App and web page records

------------------------------------

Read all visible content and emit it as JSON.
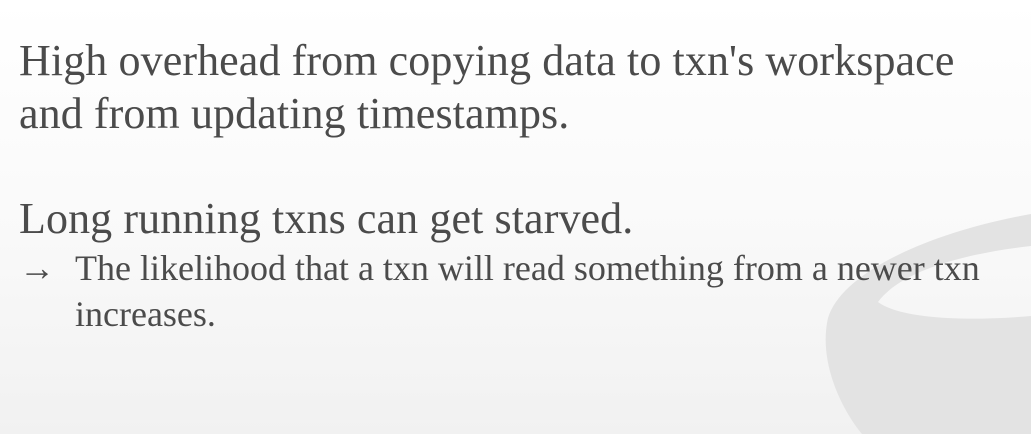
{
  "slide": {
    "bullets": [
      "High overhead from copying data to txn's workspace and from updating timestamps.",
      "Long running txns can get starved."
    ],
    "sub_bullet": {
      "marker": "→",
      "text": "The likelihood that a txn will read something from a newer txn increases."
    }
  },
  "colors": {
    "text": "#4b4b4b",
    "watermark": "#e3e3e3"
  }
}
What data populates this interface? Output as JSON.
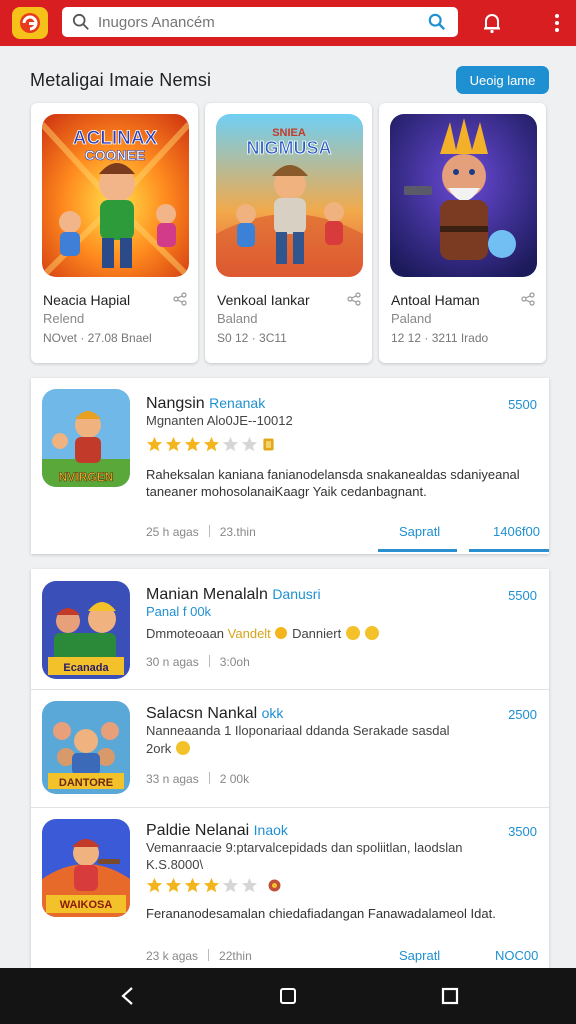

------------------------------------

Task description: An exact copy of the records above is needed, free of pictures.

Your response:
Read all visible content and emit it as JSON.
{
  "slide": {
    "bullets": [
      "High overhead from copying data to txn's workspace and from updating timestamps.",
      "Long running txns can get starved."
    ],
    "sub_bullet": {
      "marker": "→",
      "text": "The likelihood that a txn will read something from a newer txn increases."
    }
  },
  "colors": {
    "text": "#4b4b4b",
    "watermark": "#e3e3e3"
  }
}
What data populates this interface? Output as JSON.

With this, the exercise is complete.